- Original “intent” is functional, not motivational. The private motives of the Framers or Founders are irrelevant and largely unknowable, and likely to have been diverse. The common law rule of interpretation understood by the Founders was to discern the functional role of elements of the law, not the private purposes of the lawgivers.
- The ratification debates are the best evidence of original understanding. The arguments of those opposed to ratification are not just the positions of the losers in the debates, which some might dismiss as not indicative of original understanding. As the debates proceeded, understandings evolved and clarified, and positions changed. Most opponents were satisfied by adoption of a Bill of Rights, and by assurances by the proponents concerning how the words of the Constitution would be interpreted, and those assurances must be considered part of the original understanding. That means that a construction to which the more significant “anti-federalists” would object is almost certainly incorrect.
- Powers are narrow, rights broad. The entire theme and tenor of the ratification debates was that delegated powers were to be interpreted as strictly as possible, consistent with the words, and rights as broadly as possible, with the presumption in favor of the right, and the burden of proof on those claiming a power. Potestas stricte interpretatur. A power is strictly interpreted. In dubiis, non præsumitur pro potentia. In cases of doubt, the presumption is not in favor of a power.

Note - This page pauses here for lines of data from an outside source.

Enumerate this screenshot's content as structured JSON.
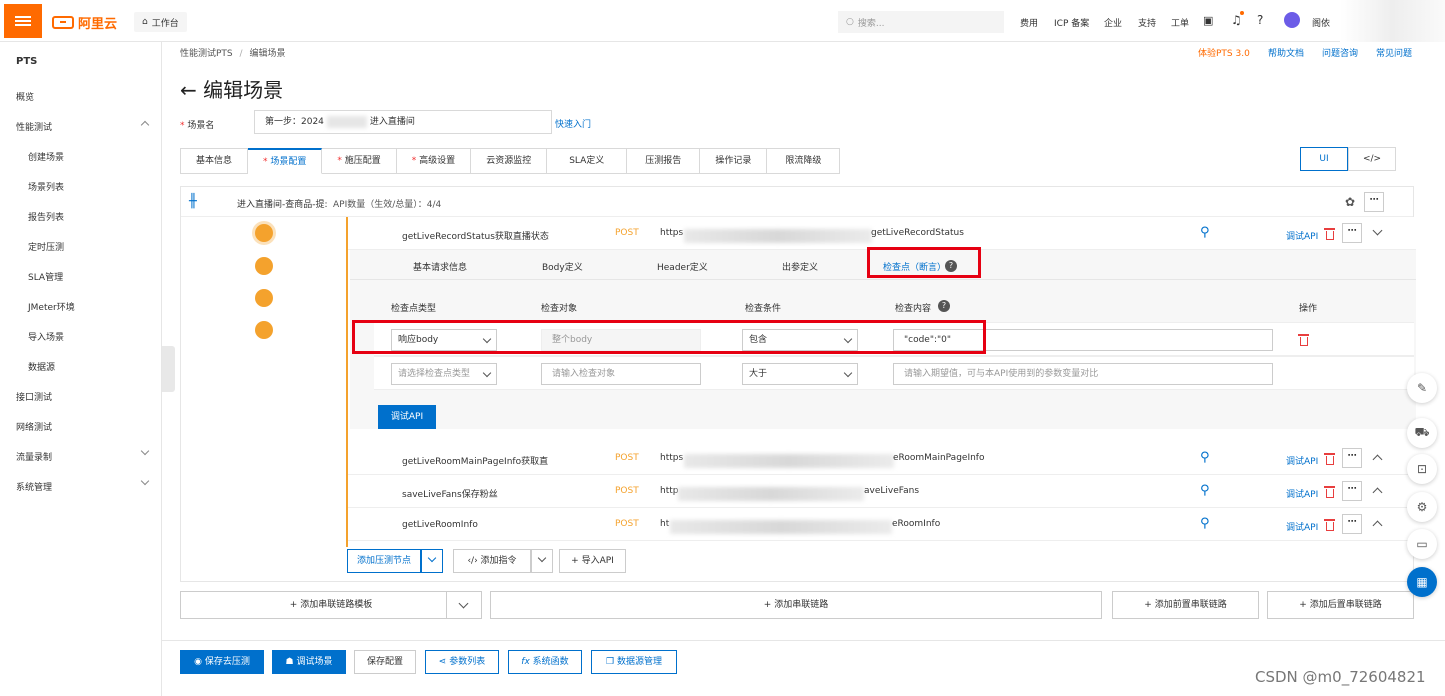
{
  "topbar": {
    "logo": "阿里云",
    "workspace": "工作台",
    "search_placeholder": "搜索...",
    "nav": [
      "费用",
      "ICP 备案",
      "企业",
      "支持",
      "工单"
    ],
    "user": "阁依"
  },
  "sidebar": {
    "title": "PTS",
    "items": [
      {
        "label": "概览"
      },
      {
        "label": "性能测试"
      },
      {
        "label": "创建场景"
      },
      {
        "label": "场景列表"
      },
      {
        "label": "报告列表"
      },
      {
        "label": "定时压测"
      },
      {
        "label": "SLA管理"
      },
      {
        "label": "JMeter环境"
      },
      {
        "label": "导入场景"
      },
      {
        "label": "数据源"
      },
      {
        "label": "接口测试"
      },
      {
        "label": "网络测试"
      },
      {
        "label": "流量录制"
      },
      {
        "label": "系统管理"
      }
    ]
  },
  "header": {
    "breadcrumb_1": "性能测试PTS",
    "breadcrumb_sep": "/",
    "breadcrumb_2": "编辑场景",
    "links": [
      "体验PTS 3.0",
      "帮助文档",
      "问题咨询",
      "常见问题"
    ],
    "title": "编辑场景"
  },
  "scene": {
    "label": "场景名",
    "value": "第一步：2024",
    "value_tail": "进入直播间",
    "quick_start": "快速入门"
  },
  "tabs": [
    {
      "label": "基本信息",
      "required": false
    },
    {
      "label": "场景配置",
      "required": true
    },
    {
      "label": "施压配置",
      "required": true
    },
    {
      "label": "高级设置",
      "required": true
    },
    {
      "label": "云资源监控",
      "required": false
    },
    {
      "label": "SLA定义",
      "required": false
    },
    {
      "label": "压测报告",
      "required": false
    },
    {
      "label": "操作记录",
      "required": false
    },
    {
      "label": "限流降级",
      "required": false
    }
  ],
  "view_toggle": {
    "ui": "UI",
    "code": "</>"
  },
  "chain": {
    "name": "进入直播间-查商品-提:",
    "api_count": "API数量（生效/总量）：4/4"
  },
  "apis": [
    {
      "name": "getLiveRecordStatus获取直播状态",
      "method": "POST",
      "url_prefix": "https",
      "url_suffix": "getLiveRecordStatus",
      "debug": "调试API"
    },
    {
      "name": "getLiveRoomMainPageInfo获取直",
      "method": "POST",
      "url_prefix": "https",
      "url_suffix": "eRoomMainPageInfo",
      "debug": "调试API"
    },
    {
      "name": "saveLiveFans保存粉丝",
      "method": "POST",
      "url_prefix": "http",
      "url_suffix": "aveLiveFans",
      "debug": "调试API"
    },
    {
      "name": "getLiveRoomInfo",
      "method": "POST",
      "url_prefix": "ht",
      "url_suffix": "eRoomInfo",
      "debug": "调试API"
    }
  ],
  "subtabs": [
    "基本请求信息",
    "Body定义",
    "Header定义",
    "出参定义",
    "检查点（断言）"
  ],
  "checkpoint_table": {
    "headers": [
      "检查点类型",
      "检查对象",
      "检查条件",
      "检查内容",
      "操作"
    ],
    "row1": {
      "type": "响应body",
      "object_placeholder": "整个body",
      "condition": "包含",
      "content": "\"code\":\"0\""
    },
    "row2": {
      "type_placeholder": "请选择检查点类型",
      "object_placeholder": "请输入检查对象",
      "condition": "大于",
      "content_placeholder": "请输入期望值，可与本API使用到的参数变量对比"
    },
    "debug_button": "调试API"
  },
  "node_actions": {
    "add_node": "添加压测节点",
    "add_instruction": "添加指令",
    "import_api": "导入API"
  },
  "chain_actions": {
    "add_template": "+ 添加串联链路模板",
    "add_chain": "+ 添加串联链路",
    "add_pre": "+ 添加前置串联链路",
    "add_post": "+ 添加后置串联链路"
  },
  "bottom": {
    "save_run": "保存去压测",
    "debug_scene": "调试场景",
    "save_config": "保存配置",
    "params": "参数列表",
    "functions": "系统函数",
    "datasource": "数据源管理"
  },
  "watermark": "CSDN @m0_72604821",
  "colors": {
    "brand": "#ff6a00",
    "primary": "#0070cc",
    "accent": "#f4a22d",
    "highlight": "#e60012"
  }
}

- Delegated powers cannot be subdelegated. The U.S. Constitution vests all legislative powers in Congress, and all judicial powers in the Supreme Court and inferior courts, except as specifically expressed. Executive branch officials may subdelegate but must remain responsible for the actions of their subordinates. There can be no authority exercised that is not accountable through constitutional officials.Delegata potestas non potest delegari. A delegated power cannot be delegated. 9 Inst. 597.
- The power to regulate is not the power to prohibit all modalities of something. It is only the power to issue prescriptions to “make regular”, enforceable only by deprivations of property or privileges, not of life, limb, or liberty. There must always be some modality that is not prohibited.
- Implied powers are only to “carry into Execution” an expressed power and not to do whatever is necessary to achieve the intent for which a power might be exercised. Delegation of a power is delegation of the right to make a certain kind of effort, not to do whatever is necessary to get a desired outcome.
- There can be no common law crimes. They are in conflict with the prohibitions on ex post facto laws and bills of attainder.
- Rights may not be disabled or unduly burdened by legislative or executive process. “Due” process is judicial only, involving the granting of a petition to disable a right of the defendant, with the burden of proof on the plaintiff or prosecutor, and with the defendant having at least those minimum protections that prevailed during the Founding. with similar disablements having similar standards of proof and protection.
- There is no right without a remedy. Ubi jus ibi remedium. There must always be an accessible forum in which a complainant has oyer and terminer for any petition.
An Examination into the Leading Principles of the Federal Constitution by Noah Webster
Commentaries on the Constitution of the United States – Abridged Version by Joseph Story
Elementary Catechism of the Constitution by Arthur J. Stansbury
Notes of Debates in the Federal Convention of 1787 by James Madison
Notes of the Secret Debates of the Federal Convention of 1787 by Robert Yates
Principles of Constitutional Interpretation
The Anti-Federalist Papers Special Edition
The Constitution of the United States
The Essential Anti-Federalist Papers
The Essential Federalist Papers
The Federalist Papers by Hamilton, Madison and Jay